In a new appearance on MSNBC, voting rights activist and Georgia gubernatorial candidate Stacey Abrams reiterated her commitment to the fight for enacting new voting rights protections at the federal level. Republicans have used the Senate’s filibuster rules to block the progression of two voting rights bills, including the Freedom to Vote Act and the John Lewis Voting Rights Advancement Act, but Abrams indicated that she is “hopeful” that Americans could “see a restoration of the Senate’s power.” That’s how she is phrasing a prospective overcoming of the filibuster rules: a “restoration” of the Senate, allowing for the protection of foundational elements of democracy in the United States.
Both Stacey Abrams in Georgia and Beto O'Rourke in Texas are incredibly inspiring — their commitment to good government is an example to all.
In a moment that feels bleak, both inspire hope in the future of America.
— Adam Gentle (@adammgentle) December 23, 2021
As Abrams put it:
‘I’m very hopeful that we are in a position to see a restoration of the Senate’s power, that we will have Senators who recognize that to protect our democracy, we have to use the pieces that we have, the tools that we have, and that includes the ability to pass legislation at the federal level to secure our elections, to protect our voters, and to insure that our election workers aren’t facing the threats that we are seeing rise across this country… This is not about breaking tradition. It is about protecting the fundamentals of our nation.’
Stacey Abrams says she's talking with senators about the filibuster: "This is not about breaking tradition. It is about protecting the fundamentals of our nation … We have to find a way to restore the Senate without undermining the capacity of our nation to function." @MSNBC
— Kyle Griffin (@kylegriffin1) December 29, 2021
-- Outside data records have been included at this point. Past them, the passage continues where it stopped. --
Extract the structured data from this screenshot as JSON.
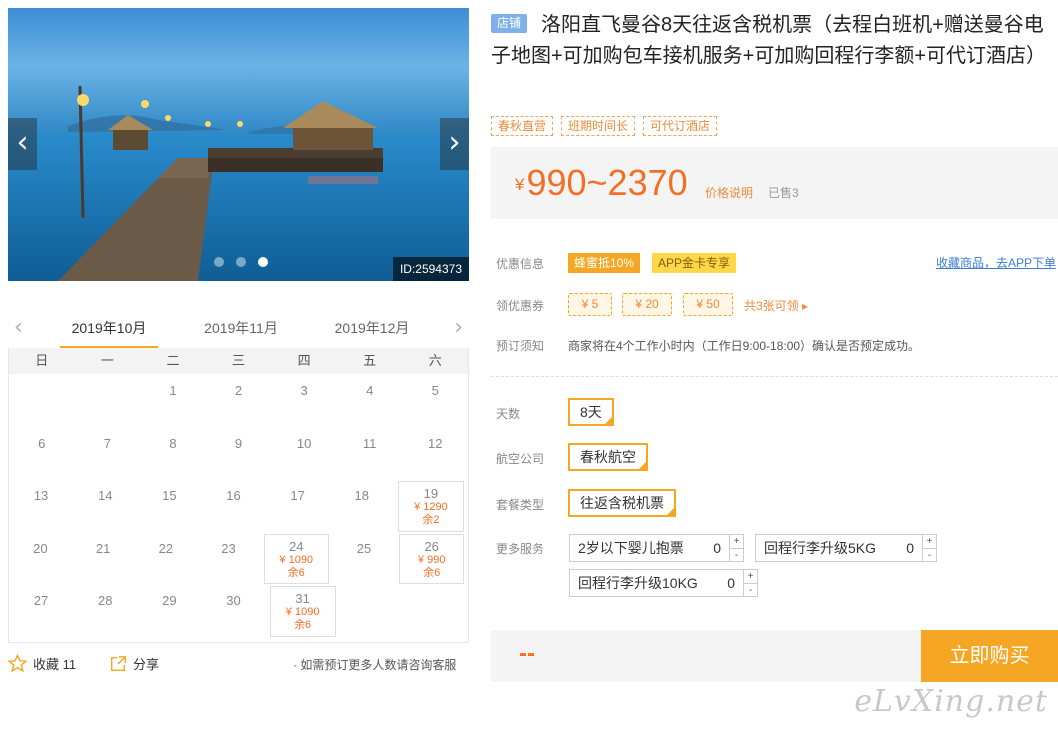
{
  "gallery": {
    "image_id": "ID:2594373",
    "prev_icon": "chevron-left-icon",
    "next_icon": "chevron-right-icon",
    "slide_count": 3,
    "active_slide": 3
  },
  "calendar": {
    "months": [
      "2019年10月",
      "2019年11月",
      "2019年12月"
    ],
    "active_month": "2019年10月",
    "weekdays": [
      "日",
      "一",
      "二",
      "三",
      "四",
      "五",
      "六"
    ],
    "weeks": [
      [
        {
          "d": ""
        },
        {
          "d": ""
        },
        {
          "d": "1"
        },
        {
          "d": "2"
        },
        {
          "d": "3"
        },
        {
          "d": "4"
        },
        {
          "d": "5"
        }
      ],
      [
        {
          "d": "6"
        },
        {
          "d": "7"
        },
        {
          "d": "8"
        },
        {
          "d": "9"
        },
        {
          "d": "10"
        },
        {
          "d": "11"
        },
        {
          "d": "12"
        }
      ],
      [
        {
          "d": "13"
        },
        {
          "d": "14"
        },
        {
          "d": "15"
        },
        {
          "d": "16"
        },
        {
          "d": "17"
        },
        {
          "d": "18"
        },
        {
          "d": "19",
          "price": "¥ 1290",
          "left": "余2"
        }
      ],
      [
        {
          "d": "20"
        },
        {
          "d": "21"
        },
        {
          "d": "22"
        },
        {
          "d": "23"
        },
        {
          "d": "24",
          "price": "¥ 1090",
          "left": "余6"
        },
        {
          "d": "25"
        },
        {
          "d": "26",
          "price": "¥ 990",
          "left": "余6"
        }
      ],
      [
        {
          "d": "27"
        },
        {
          "d": "28"
        },
        {
          "d": "29"
        },
        {
          "d": "30"
        },
        {
          "d": "31",
          "price": "¥ 1090",
          "left": "余6"
        },
        {
          "d": ""
        },
        {
          "d": ""
        }
      ]
    ]
  },
  "actions": {
    "favorite_label": "收藏 11",
    "share_label": "分享",
    "tip": "· 如需预订更多人数请咨询客服"
  },
  "product": {
    "shop_badge": "店铺",
    "title": "洛阳直飞曼谷8天往返含税机票（去程白班机+赠送曼谷电子地图+可加购包车接机服务+可加购回程行李额+可代订酒店）",
    "tags": [
      "春秋直营",
      "班期时间长",
      "可代订酒店"
    ],
    "price_currency": "¥",
    "price_range": "990~2370",
    "price_note": "价格说明",
    "sold": "已售3"
  },
  "promotions": {
    "label": "优惠信息",
    "badge1": "蜂蜜抵10%",
    "badge2": "APP金卡专享",
    "link": "收藏商品，去APP下单",
    "coupon_label": "领优惠券",
    "coupons": [
      "¥ 5",
      "¥ 20",
      "¥ 50"
    ],
    "coupon_count": "共3张可领 ▸",
    "notice_label": "预订须知",
    "notice": "商家将在4个工作小时内（工作日9:00-18:00）确认是否预定成功。"
  },
  "options": {
    "days_label": "天数",
    "days_value": "8天",
    "airline_label": "航空公司",
    "airline_value": "春秋航空",
    "package_label": "套餐类型",
    "package_value": "往返含税机票",
    "services_label": "更多服务",
    "services": [
      {
        "name": "2岁以下婴儿抱票",
        "qty": "0"
      },
      {
        "name": "回程行李升级5KG",
        "qty": "0"
      },
      {
        "name": "回程行李升级10KG",
        "qty": "0"
      }
    ],
    "plus": "+",
    "minus": "-"
  },
  "buy": {
    "price": "--",
    "button": "立即购买"
  },
  "watermark": "eLvXing.net",
  "colors": {
    "accent": "#f5a623",
    "price": "#f36f26",
    "link": "#3a7ed8",
    "shop_badge": "#7fb0ea"
  }
}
As has been well-documented and long-discussed, the 100-member Senate’s filibuster rules demand the agreement of at least 60 Senators before moving forward on most bills. Thus, most successful initiatives have to be at least somewhat bipartisan in nature, and Republicans can band together to block bills that could pass the Senate with a simple majority of the chamber’s votes in support. All Democrats in the Senate, including holdouts like Joe Manchin, would have to agree before changing the filibuster rules. While Senators grapple with the filibuster rules, Republicans in states around the country aren’t waiting around. Suppressive new election rules, from restrictions on mail-in voting to crackdowns on voter advocacy organizations, have been rolling out.
I oppose the idea of dividing Atlanta. I’m running to create #OneGeorgia — where opportunity and success are not determined by background or zip code — and I similarly believe in a united Atlanta. This is an imperative for the future of the city and our state as a whole. #gapol
— Stacey Abrams (@staceyabrams) December 15, 2021
As Abrams continued:
‘What’s most important is that we stop framing this as a partisan battle. This is not about partisanship. This is about patriotism. It’s about American citizens, regardless of who they choose when they enter the booth, that they have the ability to participate in our elections, and that on the other side, that their votes are actually counted by those who are responsible for determining and announcing the outcome of elections. This is about protecting voters, but also protecting the foundation of our democracy.’
Check out Abrams’s comments below: